|Does a plant cell work with other cells to be able
|Question Date: 2014-10-08|
Yes, plants are made of many cells. They have
different jobs. Some cells help the plant to
catch the sun's energy. Some make tubes that let
water go or down the plant. Some become pollen or
seeds. The cells have to work together to make
the plant work. If you look at a picture of a
plant cell, you might think that they all look the
same. But they actually have different shapes
depending on their jobs.
The cells can "talk" to each other using
chemicals called hormones. This lets the cells
Why do you think plants have cells that do
different jobs instead of having lots of the same
If you are interested in plants, you may want
to study botany.
Thanks for asking,
Yes, a plant actually has a very close
relationship with soil bacteria. Living things
need 4 main elements: Carbon, Hydrogen, Oxygen,
and Nitrogen. As you probably know, plants
take carbon dioxide, water, and sunlight and turn
them into sugar. So this takes care of carbon,
hydrogen, and oxygen, but nitrogen is still
missing. Air is mostly nitrogen, but it’s in a
form that plants can’t use. Bacteria on the other
hand can take nitrogen out of the air and make it
into forms that the plant can use. So what happens
is that bacteria in the roots of the plant provide
it with useful nitrogen, and the plant feeds the
bacteria sugars. Without the bacteria’s help,
it is very possible that the plant would have
trouble functioning or couldn’t at all!
Yes, plant cells work together, although different
plant cells do different things, so the way in
which they work together depends on the type of
Almost all plant cells work together to

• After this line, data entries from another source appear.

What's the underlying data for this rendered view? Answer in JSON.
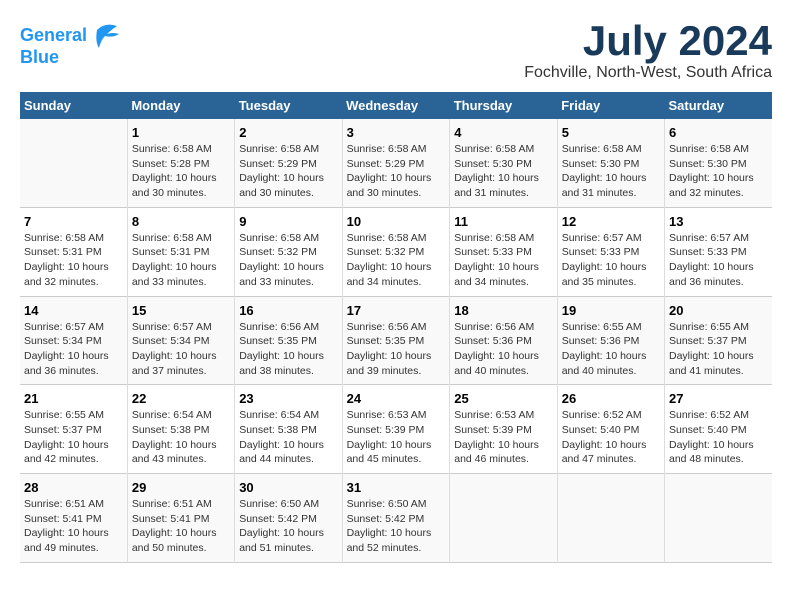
{
  "logo": {
    "line1": "General",
    "line2": "Blue"
  },
  "title": "July 2024",
  "location": "Fochville, North-West, South Africa",
  "days_header": [
    "Sunday",
    "Monday",
    "Tuesday",
    "Wednesday",
    "Thursday",
    "Friday",
    "Saturday"
  ],
  "rows": [
    [
      {
        "day": "",
        "content": ""
      },
      {
        "day": "1",
        "content": "Sunrise: 6:58 AM\nSunset: 5:28 PM\nDaylight: 10 hours\nand 30 minutes."
      },
      {
        "day": "2",
        "content": "Sunrise: 6:58 AM\nSunset: 5:29 PM\nDaylight: 10 hours\nand 30 minutes."
      },
      {
        "day": "3",
        "content": "Sunrise: 6:58 AM\nSunset: 5:29 PM\nDaylight: 10 hours\nand 30 minutes."
      },
      {
        "day": "4",
        "content": "Sunrise: 6:58 AM\nSunset: 5:30 PM\nDaylight: 10 hours\nand 31 minutes."
      },
      {
        "day": "5",
        "content": "Sunrise: 6:58 AM\nSunset: 5:30 PM\nDaylight: 10 hours\nand 31 minutes."
      },
      {
        "day": "6",
        "content": "Sunrise: 6:58 AM\nSunset: 5:30 PM\nDaylight: 10 hours\nand 32 minutes."
      }
    ],
    [
      {
        "day": "7",
        "content": "Sunrise: 6:58 AM\nSunset: 5:31 PM\nDaylight: 10 hours\nand 32 minutes."
      },
      {
        "day": "8",
        "content": "Sunrise: 6:58 AM\nSunset: 5:31 PM\nDaylight: 10 hours\nand 33 minutes."
      },
      {
        "day": "9",
        "content": "Sunrise: 6:58 AM\nSunset: 5:32 PM\nDaylight: 10 hours\nand 33 minutes."
      },
      {
        "day": "10",
        "content": "Sunrise: 6:58 AM\nSunset: 5:32 PM\nDaylight: 10 hours\nand 34 minutes."
      },
      {
        "day": "11",
        "content": "Sunrise: 6:58 AM\nSunset: 5:33 PM\nDaylight: 10 hours\nand 34 minutes."
      },
      {
        "day": "12",
        "content": "Sunrise: 6:57 AM\nSunset: 5:33 PM\nDaylight: 10 hours\nand 35 minutes."
      },
      {
        "day": "13",
        "content": "Sunrise: 6:57 AM\nSunset: 5:33 PM\nDaylight: 10 hours\nand 36 minutes."
      }
    ],
    [
      {
        "day": "14",
        "content": "Sunrise: 6:57 AM\nSunset: 5:34 PM\nDaylight: 10 hours\nand 36 minutes."
      },
      {
        "day": "15",
        "content": "Sunrise: 6:57 AM\nSunset: 5:34 PM\nDaylight: 10 hours\nand 37 minutes."
      },
      {
        "day": "16",
        "content": "Sunrise: 6:56 AM\nSunset: 5:35 PM\nDaylight: 10 hours\nand 38 minutes."
      },
      {
        "day": "17",
        "content": "Sunrise: 6:56 AM\nSunset: 5:35 PM\nDaylight: 10 hours\nand 39 minutes."
      },
      {
        "day": "18",
        "content": "Sunrise: 6:56 AM\nSunset: 5:36 PM\nDaylight: 10 hours\nand 40 minutes."
      },
      {
        "day": "19",
        "content": "Sunrise: 6:55 AM\nSunset: 5:36 PM\nDaylight: 10 hours\nand 40 minutes."
      },
      {
        "day": "20",
        "content": "Sunrise: 6:55 AM\nSunset: 5:37 PM\nDaylight: 10 hours\nand 41 minutes."
      }
    ],
    [
      {
        "day": "21",
        "content": "Sunrise: 6:55 AM\nSunset: 5:37 PM\nDaylight: 10 hours\nand 42 minutes."
      },
      {
        "day": "22",
        "content": "Sunrise: 6:54 AM\nSunset: 5:38 PM\nDaylight: 10 hours\nand 43 minutes."
      },
      {
        "day": "23",
        "content": "Sunrise: 6:54 AM\nSunset: 5:38 PM\nDaylight: 10 hours\nand 44 minutes."
      },
      {
        "day": "24",
        "content": "Sunrise: 6:53 AM\nSunset: 5:39 PM\nDaylight: 10 hours\nand 45 minutes."
      },
      {
        "day": "25",
        "content": "Sunrise: 6:53 AM\nSunset: 5:39 PM\nDaylight: 10 hours\nand 46 minutes."
      },
      {
        "day": "26",
        "content": "Sunrise: 6:52 AM\nSunset: 5:40 PM\nDaylight: 10 hours\nand 47 minutes."
      },
      {
        "day": "27",
        "content": "Sunrise: 6:52 AM\nSunset: 5:40 PM\nDaylight: 10 hours\nand 48 minutes."
      }
    ],
    [
      {
        "day": "28",
        "content": "Sunrise: 6:51 AM\nSunset: 5:41 PM\nDaylight: 10 hours\nand 49 minutes."
      },
      {
        "day": "29",
        "content": "Sunrise: 6:51 AM\nSunset: 5:41 PM\nDaylight: 10 hours\nand 50 minutes."
      },
      {
        "day": "30",
        "content": "Sunrise: 6:50 AM\nSunset: 5:42 PM\nDaylight: 10 hours\nand 51 minutes."
      },
      {
        "day": "31",
        "content": "Sunrise: 6:50 AM\nSunset: 5:42 PM\nDaylight: 10 hours\nand 52 minutes."
      },
      {
        "day": "",
        "content": ""
      },
      {
        "day": "",
        "content": ""
      },
      {
        "day": "",
        "content": ""
      }
    ]
  ]
}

transport fluids, sugars, and everything else
between cells. This is unlike animal cells;
while we have blood that exists outside of our

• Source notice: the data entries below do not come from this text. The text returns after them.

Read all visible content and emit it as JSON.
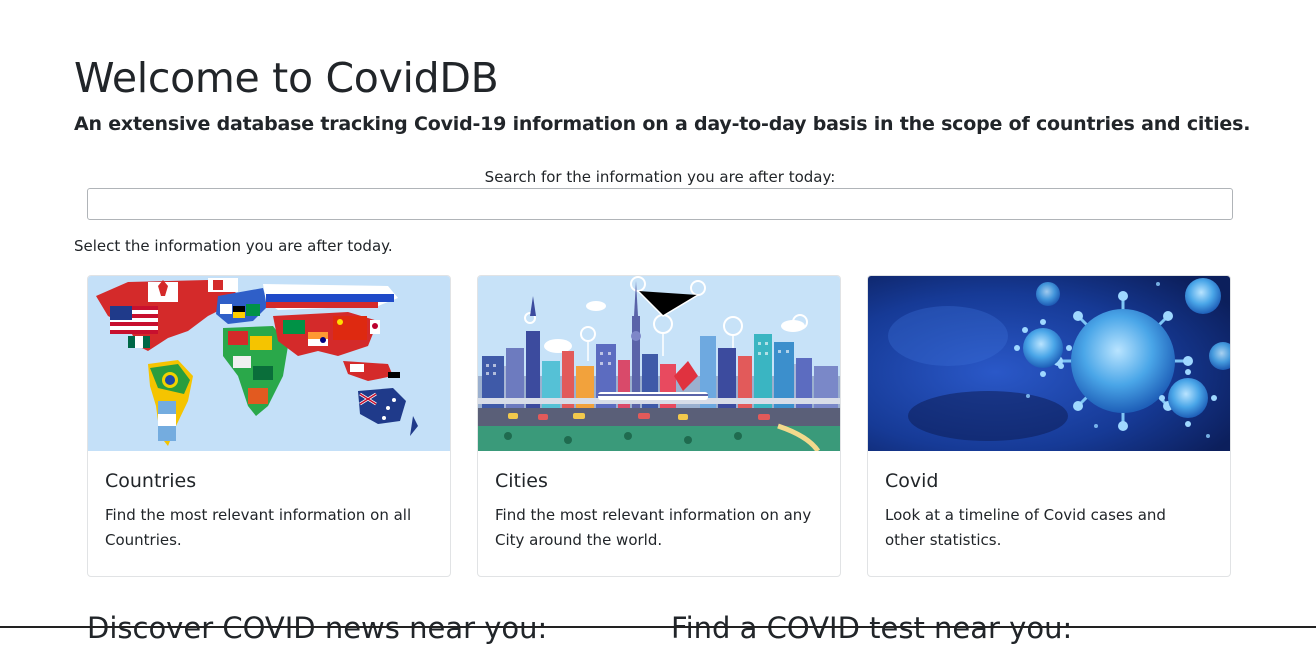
{
  "header": {
    "title": "Welcome to CovidDB",
    "subtitle": "An extensive database tracking Covid-19 information on a day-to-day basis in the scope of countries and cities."
  },
  "search": {
    "label": "Search for the information you are after today:",
    "value": "",
    "placeholder": ""
  },
  "select_prompt": "Select the information you are after today.",
  "cards": [
    {
      "title": "Countries",
      "text": "Find the most relevant information on all Countries.",
      "image": "world-map-of-flags"
    },
    {
      "title": "Cities",
      "text": "Find the most relevant information on any City around the world.",
      "image": "city-skyline-illustration"
    },
    {
      "title": "Covid",
      "text": "Look at a timeline of Covid cases and other statistics.",
      "image": "coronavirus-particles"
    }
  ],
  "sections": {
    "news_heading": "Discover COVID news near you:",
    "test_heading": "Find a COVID test near you:"
  },
  "colors": {
    "text": "#212529",
    "card_border": "#e1e3e5",
    "map_ocean": "#c4e0f8",
    "city_sky": "#c7e2f8",
    "virus_bg": "#1a3a9c"
  }
}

cells, the living fluids in plants are inside of
the cells and move through channels that connect
Plant cells work with all the other cells in
the plant, since plant cells come in many types.
Some plant cells are primarily used for taking in
sunlight and photosynthesis. Others are used for
structure (such as the stem or trunk). This helps
the plant cells in the leaf get more sunlight.
They transfer water and nutrients within the plant
to specialize into different cell functions.
That is a really interesting question and I'm
impressed that you are so interested in plant
cells. Actually, did you know that there are over
a dozen different types of plant cells? To answer
your question: Yes, many plant cells do work
together in order to function. There are a number
of examples of different cells that work together
But one of my favorite examples of cooperation
between plant cells involves the cells that
transport sugars throughout the plant body. As you
may know, sugars are produced in the leaves during
the process of photosynthesis. In order for these
sugars to be transported throughout the plant,
they move through a type of cell called a sieve
Sieve tube elements are large and move sugar
and water all around the plant. But one thing that
might surprise you about these fascinating cells
is that they lack DNA and a nucleus. In order to
function, sieve tube elements work with another
cell that acts sort of like a buddy. This cell,
called a companion cell, is located right next to
the sieve tube element. The companion cell has a
nucleus and helps the sieve tube element by
providing important molecules that the sieve tube
element needs to function.
I hope that this answer has been helpful to you
and I wish you the best as you continue to
investigate the amazing world of science!
Click Here to return to the search form.
Copyright © 2017 The Regents of the University of California,
All Rights Reserved.